The same can happen for how much impact your diet has: eating meat is on average very carbon polluting, but it also depends on where you buy it (if it’s local it has fewer emissions from transportation) or how caws are fed. Another reason is also that these estimations usually forget (because it’s very hard to find numbers) to account for goods and services purchased.
But that being said, the results will still be pretty close to what your impact is. And at least they give you some reference number to track against!
Now, the important bit.
How can you reduce your impact?
Here are some simple ways in which you can reduce your carbon footprint and do your bit in saving the planet:
Avoid cars and prefer walking, cycling or using public transport. Each litre of fuel burnt in a car engine emits over 2.5 kg of CO2. If you are driving, share the ride with others and try to not overspeed as it uses more petrol and therefore, emits more CO2.
Avoid flying, the world’s fastest-growing source of CO2 emissions. If you do it, consider offsetting your emissions.
Reduce the number of animal products consumed. Eat local and seasonal produced food: short trips mean less pollution from transportation.
Recycle or compost organic waste. Otherwise, methane will be released by the decomposing biodegradable waste in landfills.
Use the washing machine and dishwasher only when they are full. Boil only the water you will need and cover your pots while you cook: you’ll save plenty of energy and the process will be faster.

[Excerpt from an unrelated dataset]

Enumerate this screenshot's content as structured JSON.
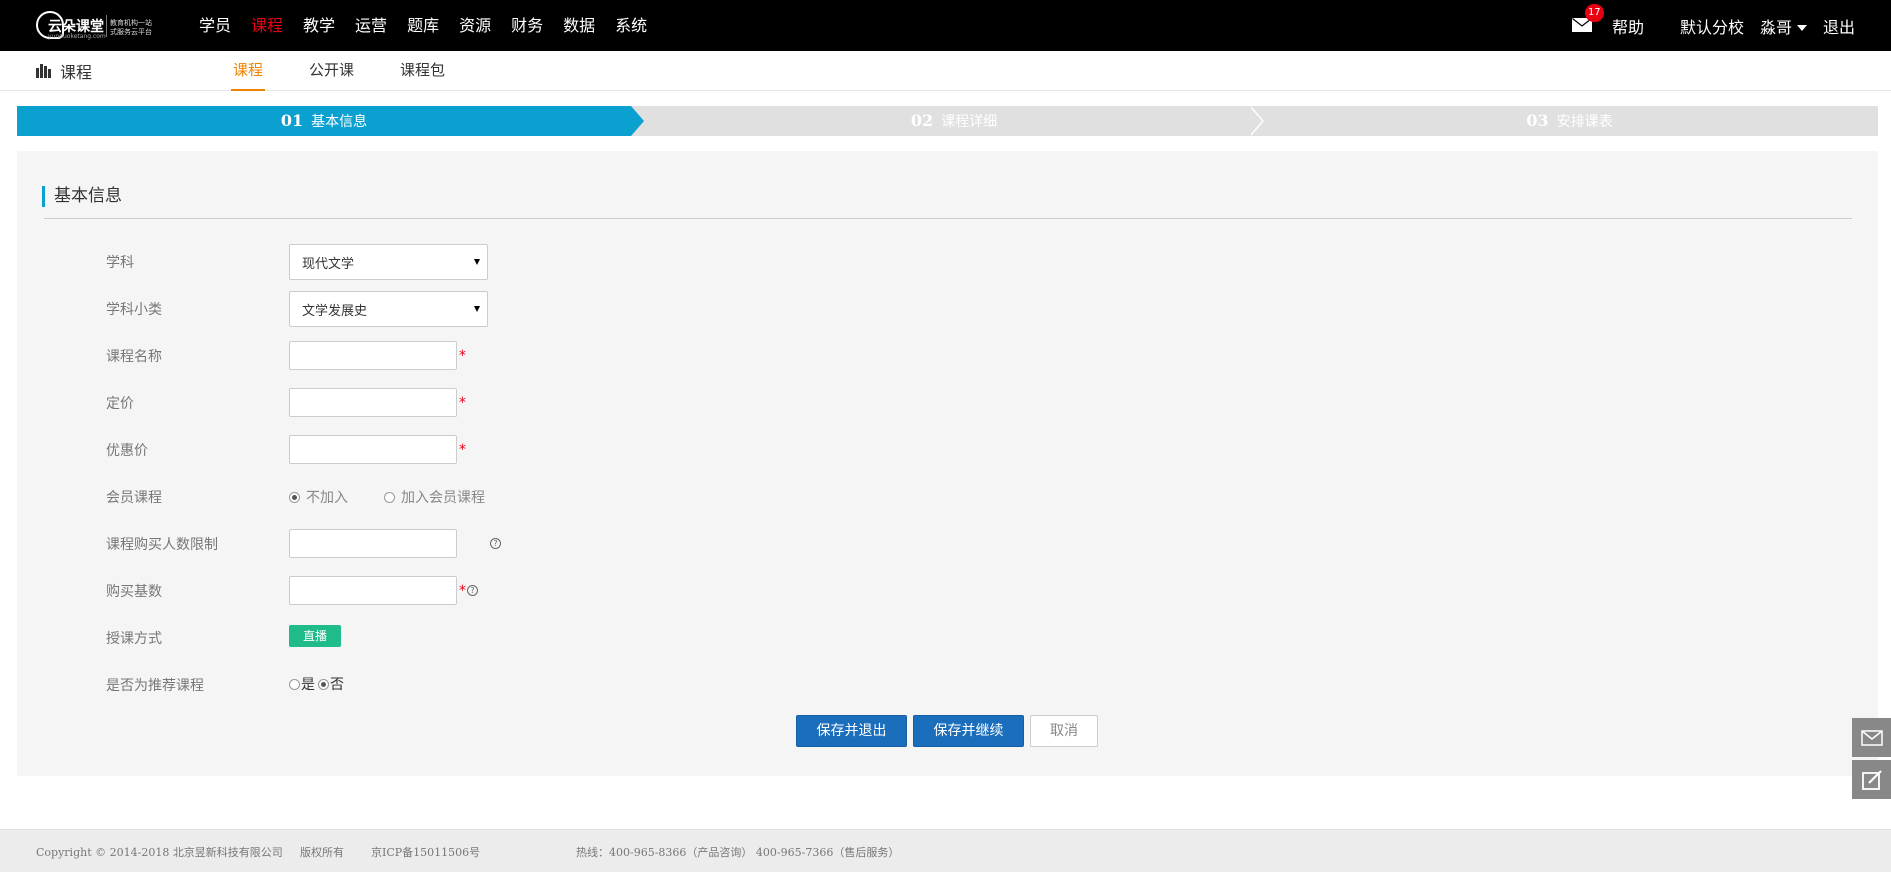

Collect the cold water from the first seconds of your shower to water your garden or plants. Harvest rainwater if you have access to a rooftop as an alternative to groundwater.
Be mindful of the temperature of your house: just 1ºC change reduces emissions (and your energy bill) by 5-10%.
Turn down your air-conditioner! They are super energy expensive.
Use a fan instead. Improve your house’s insulation so that less heat gets out when its cold and less heat comes in when it’s warm, reducing the need to use other devices.
Mind the settings you choose: maybe your fridge doesn’t have to be in the coolest setting and your water cylinder thermostat doesn’t have to be set higher than 50ºC.
Unplug your cellphone’s charger as it still drains electricity even when it is not connected to the cellphone. Switch off the lights when you don’t need them and use energy-saving lights such as LED.
Change your electricity supplier for a greener one that provides more green (renewable) energy so help low carbon energy sources are strengthened. This may be a tough one- but try it out!
5. Waste Management
Refuse what you don’t need, reduce what you need and reuse it as many times as you can. Re-purpose if you’re not using it anymore and recycle or compost it when something reaches the end of its lifecycle.
Avoid buying new bags to transport your shopping back home by reusing your shopping bag. Choose products with little/no packaging: this ultimately cuts down production costs.
The current consumption model of our society is exhausting the world’s resources and ecosystem. Responsible or conscious consumption is the need of the hour.